Cooperation with the YPG, wasn’t it tactical?
Foreign reporters covering Turkey’s latest military operation in Syria say that Kurdish fighters in the YPG are seen as terrorist by the Turkish government and that Turkey claims that YPG is the Syrian wing of the illegal PKK. But they do not add that Western capitals also admit that the YPG is the Syrian wing of the PKK, which they officially recognize as a terror organization.
Western leaders might not have said it openly to their public, but I have never come across any European diplomat who would deny the organic link between the PKK and the YPG. And in fact, they will rush to say in a rather apologetic way that their “cooperation with YPG is totally tactical” and that they needed a strong group on the ground to fight ISIL.
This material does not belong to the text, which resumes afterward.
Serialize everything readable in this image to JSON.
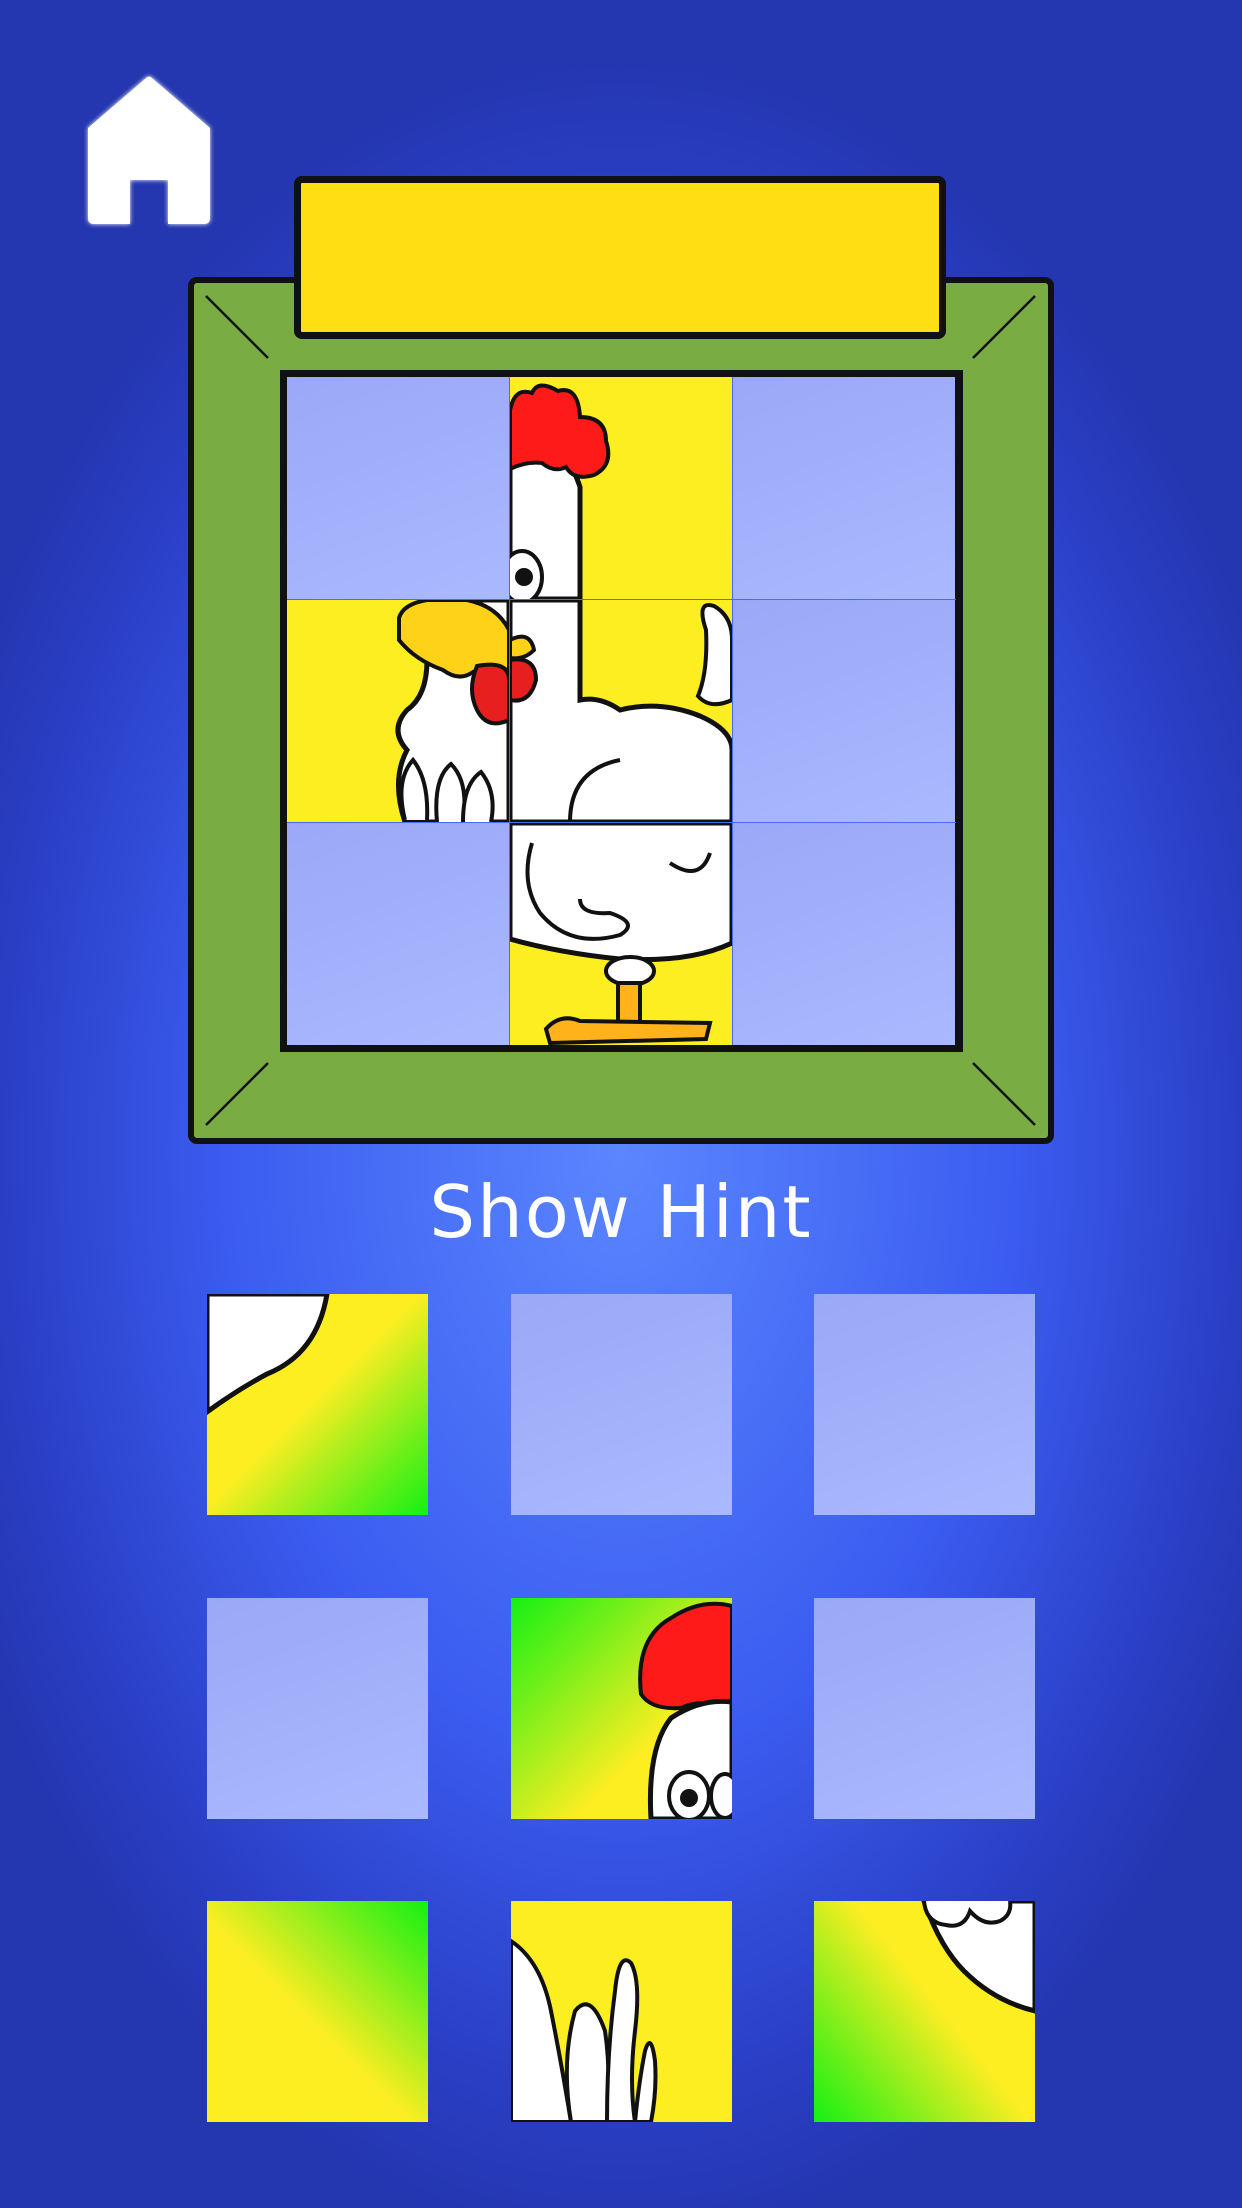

This rhetoric and policy were problematic from many aspects. It should have been problematic first for Syrian Kurds. But let’s make a distinction between civilian Syrian Kurds and the YPG.
As far as YPG is concerned they don’t seem to care about the underlying and humiliating message Ankara was told by the West. “So what? We are using one terrorist to kill another terrorist.”
YPG also preferred to ignore the “tactical” part of the cooperation, because “tactical” means it is temporary. But currently, acting as if they have been (unexpectedly) betrayed is serving them well in terms of their public relations campaign.
When it comes to the Turkish side, officials told their interlocutors time and again that countries “cannot have tactical cooperation with a terrorist organization.”
That rhetorical statement could easily be ignored by the Western capitals that would blame Turkey to turn a blind eye to the crossings of jihadists to Syria and arming radical elements in order to topple Bashar al – Assad. In return, the West’s accusations fall on deaf ears in Turkey. But ISIL’s deadly attacks in Turkey, the Turkish security apparatus pursuit against ISIL networks within the country as well as its cooperation with the Western capitals on foreign jihadist fighters (a cooperation that European diplomats will talk highly of to Turks but never tell their own public) has helped the Turkish ruling elites to push back these criticisms.
The rhetorically problematic side of the issue could be managed for some time, but on practical level, this situation was not sustainable, especially as there were no answers to the “aftermath.” What happens when the “work” on ISIL ends? What happens when the “tactical” cooperation ends? What happens to the “heavy weapons the YPG is being provided,” when this tactical cooperation ends?
Is it too unrealistic to assume that once ISIL is done, the PKK could have used these weapons against Turkey?
Was there anyone among Western decisionmakers to think that Turkey would just sit and watch the PKK to gain control of a vast amount of territory in its south (one-third of Syria which is obviously disproportionate to the population of Kurds in that country)?
Turkish and Western decisionmakers could spend days on who is to blame for why we are in Syria where we are now. Every regional and international player including Turkey is to blame for the current catastrophe. But we are where we are, and the blame game will not get us anywhere.
Now, that the Western capitals have reacted strongly against Turkey and declared a series of sanctions that involve a ban on arms sale, to calm down their public, (which, by the way, do not question at all why there is not a similar ban against Saudi Arabia, which has been bombing Yemen to starvation - a policy implemented by a ruler who accepts responsibility for the cruel execution of a dissident), it is high time for damage control.
It has been timely for the United States to send a high-level delegation to Ankara as the urgency of the matter requires a high-level conversation.
Relying on YPG, which Turkey sees as its enemy, to fight against ISIL and leaving Turkey to deal with all the side effects of the war, like the refugees, ISIL prisoners and their families, wives and children is no longer sustainable. Western capitals could at least start by repatriating their own nationals who are ISIL members, together with their families.
And then, they should also start thinking which one is better: to engage or confront Turkey in an area where Russia (and to a lesser degree, Iran) is the real game-changer.
And finally, once Turkey’s decisionmakers could get the sense that the country’s security concerns are being understood by its Western interlocutors, they might also be much more cooperative and rely less on Russia, as well as less on certain elements which could one day turn against them.